Millenium_croppedUnfortunately the problem can only be solved through first integrals in a very small number of restricted cases. Motivated by trying to understand the orbit of the Earth around the Sun, the two-body problem was solved as early as the 17th century. The restricted three-body problem, where the third body is less massive and moves in the same plane as the two first bodies, can be solved completely as well. That is however the extent of simple solutions to the N-body problem in classical mechanics. A general analytical solution for arbitrary N exists through convergent power series; in practice however the convergence is too slow for the solution to be implemented efficiently.

N-Body Computation

Luckily, computational physics and applied mathematics come to the rescue. N-body problems can be solved by numerically integrating the equations of motion. In a collection of N self-gravitating particles, every particle interacts with every other particle. As a result we need to calculate (N-1) force terms for each particle, leading to a total number of N(N-1) calculations to perform the global force budget of the system. This N2 scaling of the number of computations for such direct summation, or Particle-Particle (PP) methods, doesn’t bode well for numerical computation. One alternative is Particle-Mesh (PM) methods, where forces are interpolated on a mesh. Hybrid PP-PM methods have been used to combine greater speed and accurate treatment of high-density regions in the mesh.

Tree codes were developed in the 1980s as an alternative to PM methods. Tree algorithms divide the total particle volume into a hierarchical tree. Going down the tree when computing the force on a given particle, nearby bodies can be treated individually, while distant objects are grouped into massive pseudo-particles and their effect is approximated by their multipole moments. Such tree algorithms allow for computational costs of order N log N and are intrinsically much more adaptive to high clustering than PM methods.

One of the most common tree algorithms, the Barnes-Hut tree, is the one we will investigate here.

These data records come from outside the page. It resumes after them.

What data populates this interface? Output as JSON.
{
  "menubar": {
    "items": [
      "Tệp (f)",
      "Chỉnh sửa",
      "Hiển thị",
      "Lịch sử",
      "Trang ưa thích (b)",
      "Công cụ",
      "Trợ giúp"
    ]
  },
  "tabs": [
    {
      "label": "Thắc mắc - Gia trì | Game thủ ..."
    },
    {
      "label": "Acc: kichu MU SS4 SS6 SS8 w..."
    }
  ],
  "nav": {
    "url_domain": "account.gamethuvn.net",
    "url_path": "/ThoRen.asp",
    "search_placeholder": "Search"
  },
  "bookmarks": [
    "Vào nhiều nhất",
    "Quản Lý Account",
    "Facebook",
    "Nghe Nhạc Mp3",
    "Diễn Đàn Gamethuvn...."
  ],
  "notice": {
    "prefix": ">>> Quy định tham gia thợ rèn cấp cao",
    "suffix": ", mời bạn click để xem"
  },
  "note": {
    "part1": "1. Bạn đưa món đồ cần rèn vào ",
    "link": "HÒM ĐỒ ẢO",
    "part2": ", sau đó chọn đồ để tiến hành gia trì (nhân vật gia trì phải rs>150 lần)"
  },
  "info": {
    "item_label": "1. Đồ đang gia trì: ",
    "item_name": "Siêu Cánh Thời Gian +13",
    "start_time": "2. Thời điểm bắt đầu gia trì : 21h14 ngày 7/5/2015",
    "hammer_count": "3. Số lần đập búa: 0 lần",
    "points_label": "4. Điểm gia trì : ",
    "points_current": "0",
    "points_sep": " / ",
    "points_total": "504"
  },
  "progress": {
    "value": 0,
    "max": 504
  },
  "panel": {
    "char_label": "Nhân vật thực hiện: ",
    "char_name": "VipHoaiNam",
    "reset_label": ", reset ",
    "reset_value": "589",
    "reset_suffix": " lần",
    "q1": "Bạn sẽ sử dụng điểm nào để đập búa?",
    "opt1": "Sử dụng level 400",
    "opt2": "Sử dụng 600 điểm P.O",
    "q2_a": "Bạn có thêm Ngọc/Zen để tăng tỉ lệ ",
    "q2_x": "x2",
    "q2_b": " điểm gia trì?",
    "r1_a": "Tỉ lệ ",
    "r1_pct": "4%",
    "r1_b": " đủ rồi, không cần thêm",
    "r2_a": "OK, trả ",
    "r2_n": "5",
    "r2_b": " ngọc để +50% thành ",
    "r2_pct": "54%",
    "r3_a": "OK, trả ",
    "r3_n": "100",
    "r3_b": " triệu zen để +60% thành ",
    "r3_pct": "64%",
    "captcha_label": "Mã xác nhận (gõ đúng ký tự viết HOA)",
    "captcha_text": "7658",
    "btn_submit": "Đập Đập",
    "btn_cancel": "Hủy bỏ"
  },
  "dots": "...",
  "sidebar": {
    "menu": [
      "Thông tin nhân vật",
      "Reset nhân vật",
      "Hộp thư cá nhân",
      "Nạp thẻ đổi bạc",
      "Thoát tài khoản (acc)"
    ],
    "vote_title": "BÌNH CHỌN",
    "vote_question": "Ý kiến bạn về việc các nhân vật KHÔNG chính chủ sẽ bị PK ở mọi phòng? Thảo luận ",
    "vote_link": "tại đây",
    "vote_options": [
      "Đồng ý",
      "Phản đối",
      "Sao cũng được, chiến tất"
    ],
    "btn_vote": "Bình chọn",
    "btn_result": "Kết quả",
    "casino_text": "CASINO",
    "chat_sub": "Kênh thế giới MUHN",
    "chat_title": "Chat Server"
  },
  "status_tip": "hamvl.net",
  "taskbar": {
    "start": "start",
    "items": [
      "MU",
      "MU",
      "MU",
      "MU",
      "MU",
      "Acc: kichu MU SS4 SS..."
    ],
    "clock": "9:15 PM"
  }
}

Applications of the N-body problem

Solving the N-body problem is at the heart of cosmological simulations such as the Millennium Run (pictured above), where millions of collisionless dark matter particles interact through gravity and form the structures that we see today in the Universe: dark matter halos hosting spiral galaxies, galaxy clusters, dwarf satellites, etc. An example tree code for such simulations is GADGET.

Another application of the N-body problem is the modeling of star clusters. Globular clusters are spherical collections of hundreds of thousands of old stars tightly bound by gravity. The formation mechanism and history of these objects is an active area of research. N-body simulations are widely used to shed light on their dynamical evolution.

For our project we simulate a globular cluster’s  evolution over a time range corresponding to at least 10 dynamical times (the characteristic time scale for collapse or other changes to propagate through the system.) To create a realistic set of initial conditions, we initialize the distribution to follow a spherically symmetric Plummer density profile (H. C. Plummer 1911, Monthly Notices of the Royal Astronomical Society, 460, 71.) This is done by sampling radii from the cumulative mass distribution, and velocity magnitudes from the velocity distribution function through rejection sampling. A great reference can be found at the Art of Computational Science by Piet Hut and Jan Makino.